Most of this make sense. Encouraging more people to use cards should be a policy objective in a country which, despite a GDP of over $2 trillion, conducts a major part of transactions in cash. That, in turn, plays no small part in contributing to tax evasion and the generation of black money. From that perspective, and to improve overall transaction efficiency, it is important to nudge individuals and firms to take to card usage and electronic means of payment. Some of the efforts undertaken in the past by the RBI and government are slowly paying off, as reflected in the growth of credit and debit cards and in the number of RuPay cards, which now top the 11 crore mark. But a major challenge has been making debit card holders move towards using such cards for payments other than the withdrawal of cash. In India’s hinterland, where a large chunk of the population does not have bank accounts, cash is still supreme.

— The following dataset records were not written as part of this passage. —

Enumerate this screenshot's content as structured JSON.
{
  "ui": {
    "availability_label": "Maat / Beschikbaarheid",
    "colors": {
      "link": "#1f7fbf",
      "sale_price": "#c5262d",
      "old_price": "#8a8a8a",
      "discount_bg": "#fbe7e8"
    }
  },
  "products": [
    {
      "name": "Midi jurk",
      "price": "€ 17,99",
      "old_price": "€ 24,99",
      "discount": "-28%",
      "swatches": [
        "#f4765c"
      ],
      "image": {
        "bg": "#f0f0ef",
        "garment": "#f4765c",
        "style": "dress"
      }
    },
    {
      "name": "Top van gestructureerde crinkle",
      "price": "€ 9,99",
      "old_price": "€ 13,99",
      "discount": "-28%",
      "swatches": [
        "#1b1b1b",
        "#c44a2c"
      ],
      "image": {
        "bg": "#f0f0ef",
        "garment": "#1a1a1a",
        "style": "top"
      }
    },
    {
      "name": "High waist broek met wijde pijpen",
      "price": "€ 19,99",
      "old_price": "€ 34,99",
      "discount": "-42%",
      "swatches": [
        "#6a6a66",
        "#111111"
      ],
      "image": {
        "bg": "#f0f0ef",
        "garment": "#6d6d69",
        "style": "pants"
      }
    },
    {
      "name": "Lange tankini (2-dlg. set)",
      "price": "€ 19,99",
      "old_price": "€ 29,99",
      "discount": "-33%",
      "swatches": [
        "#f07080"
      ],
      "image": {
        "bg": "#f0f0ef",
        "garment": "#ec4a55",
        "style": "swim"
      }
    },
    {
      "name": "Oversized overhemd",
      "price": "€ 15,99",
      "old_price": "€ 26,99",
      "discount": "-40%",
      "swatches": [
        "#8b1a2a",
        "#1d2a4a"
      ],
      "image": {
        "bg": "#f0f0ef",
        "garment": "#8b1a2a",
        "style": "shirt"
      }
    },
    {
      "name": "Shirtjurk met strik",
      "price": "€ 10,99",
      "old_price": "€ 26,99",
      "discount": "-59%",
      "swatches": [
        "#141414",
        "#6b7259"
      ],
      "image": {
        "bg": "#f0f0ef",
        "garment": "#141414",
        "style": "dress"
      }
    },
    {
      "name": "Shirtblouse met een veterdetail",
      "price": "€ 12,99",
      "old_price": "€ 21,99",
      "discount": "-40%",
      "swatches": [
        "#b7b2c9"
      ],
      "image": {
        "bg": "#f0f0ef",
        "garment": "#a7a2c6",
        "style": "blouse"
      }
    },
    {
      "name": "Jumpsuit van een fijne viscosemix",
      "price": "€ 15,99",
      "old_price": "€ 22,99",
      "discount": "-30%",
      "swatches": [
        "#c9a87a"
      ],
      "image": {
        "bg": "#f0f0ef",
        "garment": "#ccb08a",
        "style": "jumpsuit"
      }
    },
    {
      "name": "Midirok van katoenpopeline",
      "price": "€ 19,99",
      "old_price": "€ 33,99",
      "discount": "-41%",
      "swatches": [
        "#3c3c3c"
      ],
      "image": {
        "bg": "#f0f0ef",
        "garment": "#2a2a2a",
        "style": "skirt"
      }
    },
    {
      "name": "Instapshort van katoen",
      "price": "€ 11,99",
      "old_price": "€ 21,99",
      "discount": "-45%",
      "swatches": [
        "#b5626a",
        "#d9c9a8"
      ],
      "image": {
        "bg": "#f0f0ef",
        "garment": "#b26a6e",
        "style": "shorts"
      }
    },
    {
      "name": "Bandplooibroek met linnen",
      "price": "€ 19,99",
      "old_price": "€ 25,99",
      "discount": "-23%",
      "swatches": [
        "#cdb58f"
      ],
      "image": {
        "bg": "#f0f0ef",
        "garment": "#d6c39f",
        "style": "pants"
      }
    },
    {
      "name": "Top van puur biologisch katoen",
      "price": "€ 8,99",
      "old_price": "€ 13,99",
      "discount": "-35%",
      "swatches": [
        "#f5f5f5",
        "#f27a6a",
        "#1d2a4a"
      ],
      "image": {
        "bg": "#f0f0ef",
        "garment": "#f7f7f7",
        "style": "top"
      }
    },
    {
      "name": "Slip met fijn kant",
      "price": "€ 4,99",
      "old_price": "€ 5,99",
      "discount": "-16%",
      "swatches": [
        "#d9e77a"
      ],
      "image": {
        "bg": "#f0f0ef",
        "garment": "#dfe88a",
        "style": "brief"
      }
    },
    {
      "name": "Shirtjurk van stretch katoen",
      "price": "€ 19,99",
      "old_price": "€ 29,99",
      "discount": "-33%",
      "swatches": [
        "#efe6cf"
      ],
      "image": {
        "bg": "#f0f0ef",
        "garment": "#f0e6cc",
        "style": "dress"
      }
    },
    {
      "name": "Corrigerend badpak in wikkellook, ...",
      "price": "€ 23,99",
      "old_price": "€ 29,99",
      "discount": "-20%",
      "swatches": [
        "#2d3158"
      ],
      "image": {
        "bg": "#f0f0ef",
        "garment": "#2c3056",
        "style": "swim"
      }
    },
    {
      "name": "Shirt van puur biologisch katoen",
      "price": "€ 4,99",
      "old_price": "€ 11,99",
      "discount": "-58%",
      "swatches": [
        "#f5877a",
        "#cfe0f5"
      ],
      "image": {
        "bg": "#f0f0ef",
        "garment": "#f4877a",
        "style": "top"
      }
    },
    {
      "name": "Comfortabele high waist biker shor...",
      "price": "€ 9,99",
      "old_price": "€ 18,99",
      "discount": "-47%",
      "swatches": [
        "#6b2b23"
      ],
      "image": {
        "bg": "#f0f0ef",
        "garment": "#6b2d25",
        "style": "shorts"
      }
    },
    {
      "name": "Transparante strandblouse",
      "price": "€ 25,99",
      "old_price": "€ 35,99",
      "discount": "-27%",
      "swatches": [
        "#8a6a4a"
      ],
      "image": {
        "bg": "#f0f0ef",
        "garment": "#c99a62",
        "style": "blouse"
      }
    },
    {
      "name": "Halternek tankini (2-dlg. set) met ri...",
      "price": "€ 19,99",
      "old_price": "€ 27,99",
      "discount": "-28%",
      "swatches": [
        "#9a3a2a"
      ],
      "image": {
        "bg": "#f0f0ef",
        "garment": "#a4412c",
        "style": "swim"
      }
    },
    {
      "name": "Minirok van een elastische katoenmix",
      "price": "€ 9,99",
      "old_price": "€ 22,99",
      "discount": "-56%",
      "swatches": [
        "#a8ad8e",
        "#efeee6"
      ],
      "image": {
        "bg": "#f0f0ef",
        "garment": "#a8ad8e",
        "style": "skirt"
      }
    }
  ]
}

On the other hand, offering tax breaks to encourage electronic payments is hardly a good idea. It may have worked in South Korea, where the National Tax Service used a combination of tax incentives and veiled threats to firms on audit over 15 years ago to boost card usage, which is one of the highest in the world. Rather than fiscal sops, it makes sense for the government to push Jan Dhan, Aadhaar and direct benefit transfer, or the JAM trinity, to achieve its objective of a cashless economy over the long run. Promoting a truly national market by pushing through the GST legislation, lowering tax rates, compliance and transaction costs and creating a far more responsive tax administration are better solutions than tax sops.